'The film represents the legacy of millions of victims' Simon Wiesenthal
'We must use the opportunity that we have now to safeguard these irreplaceable memories for future generation' Guido Knopp
Through newly accessible Eastern European archives, recently discovered film not seen in public since 1945, first-hand eyewitness accounts and direct involvement of world renowned historians and academics, 'Hitler's Holocaust' will, for the first time, document the year-long process leading up to 'the Final Solution'. Created under the guidance of famed Nazi hunter Simon Wiesenthal, 'Hitler's Holocaust' will unveil the fateful stage by stage radicalization of 'the Final Solution', from early calls for expulsion of the Jews to deportation, mass murder and genocide.
Part One, Manhunt, encompasses the years 1939 to 1941, as murder of men, women and children becomes rampant, pogroms and deportation into Jewish ghettos are commonplace. Himmler, Hitler's executioner, is confronted with his own ordered atrocities when a victim's brain is splattered on his uniform. There must be a 'cleaner' way, he thinks, one that is 'easier on the perpetrators.
Part Two, Decision, follows the events of 1942. Hitler proclaims the mas murdering a 'deed performed for humanity'. Following Pearl Harbor, he declares war on America. Now, he can turn his attention to all of European Jewry. Hans Frank, the German Governor of occupied Poland complains to his staff, 'Surely we can't shoot 3 and a half million, we can't poison them ...' His complaints are soon answered. Somewhee n the remote hinterland, places with names hitherto unknown: Belzec, Sobibor, Maidanek, Chelmo, Treblinka - 'exhaust fume experts' are hard at work.
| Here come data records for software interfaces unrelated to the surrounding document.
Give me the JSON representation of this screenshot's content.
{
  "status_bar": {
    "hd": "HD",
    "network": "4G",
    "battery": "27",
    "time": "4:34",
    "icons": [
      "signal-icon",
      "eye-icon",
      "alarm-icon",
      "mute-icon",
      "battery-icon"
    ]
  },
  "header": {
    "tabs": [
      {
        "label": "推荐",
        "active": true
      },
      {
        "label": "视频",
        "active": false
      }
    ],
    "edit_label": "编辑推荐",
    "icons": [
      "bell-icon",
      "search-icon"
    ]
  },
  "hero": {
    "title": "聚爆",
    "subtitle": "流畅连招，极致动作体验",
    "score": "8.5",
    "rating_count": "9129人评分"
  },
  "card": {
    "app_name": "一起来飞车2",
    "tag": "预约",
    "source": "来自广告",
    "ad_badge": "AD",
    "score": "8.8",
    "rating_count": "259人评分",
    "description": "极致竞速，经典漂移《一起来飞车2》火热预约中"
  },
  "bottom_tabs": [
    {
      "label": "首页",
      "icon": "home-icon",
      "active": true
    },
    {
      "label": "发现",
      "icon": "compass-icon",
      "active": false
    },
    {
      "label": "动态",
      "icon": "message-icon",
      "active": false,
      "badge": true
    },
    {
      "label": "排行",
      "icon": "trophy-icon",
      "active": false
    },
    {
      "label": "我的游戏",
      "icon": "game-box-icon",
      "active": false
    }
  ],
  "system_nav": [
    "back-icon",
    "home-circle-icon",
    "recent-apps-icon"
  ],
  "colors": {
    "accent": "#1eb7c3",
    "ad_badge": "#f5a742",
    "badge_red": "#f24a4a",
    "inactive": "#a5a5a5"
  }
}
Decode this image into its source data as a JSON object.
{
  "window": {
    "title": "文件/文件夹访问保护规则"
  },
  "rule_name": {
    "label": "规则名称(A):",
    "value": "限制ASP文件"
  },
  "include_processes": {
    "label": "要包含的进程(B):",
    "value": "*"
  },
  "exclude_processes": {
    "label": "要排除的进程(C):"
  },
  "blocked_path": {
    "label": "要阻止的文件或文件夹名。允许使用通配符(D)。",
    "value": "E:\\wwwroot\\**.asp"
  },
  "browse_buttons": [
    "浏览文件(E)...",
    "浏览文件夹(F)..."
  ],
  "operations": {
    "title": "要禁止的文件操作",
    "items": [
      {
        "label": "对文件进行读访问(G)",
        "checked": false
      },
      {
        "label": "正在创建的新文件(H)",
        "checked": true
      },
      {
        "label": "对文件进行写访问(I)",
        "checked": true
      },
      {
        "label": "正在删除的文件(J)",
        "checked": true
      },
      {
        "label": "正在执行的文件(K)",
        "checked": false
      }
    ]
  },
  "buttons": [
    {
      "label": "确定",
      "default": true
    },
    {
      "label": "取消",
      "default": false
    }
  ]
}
Part Three, Ghetto, shows the inhumane conditions, under which Jews were forced to live in the ghettoes of Eastern Europe, before they were transported to the extinction camps.
Part Four, Factory of Murder, focuses on 1942, as the flames of madness consume Europe. Day and night, the death trains leave German towns. The broad masses realize the truth, but stay silent. At auctions, they buy up what Jewish possessions remain. One evening at a dinner reception of dignitaries, Himmler drinks wine, smokes cigars and boasts of the murdering. This year, the world will learn of the mass killings, but it will take six months before the Western allies issue a statement: Those responsible will not escape without punishment.
Part Five, Resistance, explores courage and heroism in the face of impossible odds. German soldiers who conspire to assassinate Hitler, and whose failure cost them their lives. The Jewish citizens of the Warsaw Ghetto who take arms against brutal SS units, and miraculously hold on for nearly one month, until, out of 380,000, only 70,000 are still alive. They, too, are now deported.
Part Six, Liberation, covers the years 1944 and 1945. The allies have landed in Normandy. The Red Army is advancing in the east. Germany's military situation is hopeless. Recognizing he can not win, Hitler nevertheless continues his demonic objective of genocide. The goal: to prevent even the few who have survived so far from living on to bear witness to the unspeakable horrors. In January 1945, the Soviet army reaches Auschwitz. The liberators are deeply shocked by what they see - thousand of emaciated human beings are vegetating between life and death. In Buchenwald, American soldiers conduct the people of Weimar through the barracks and compel them to look. They claim they had not been aware.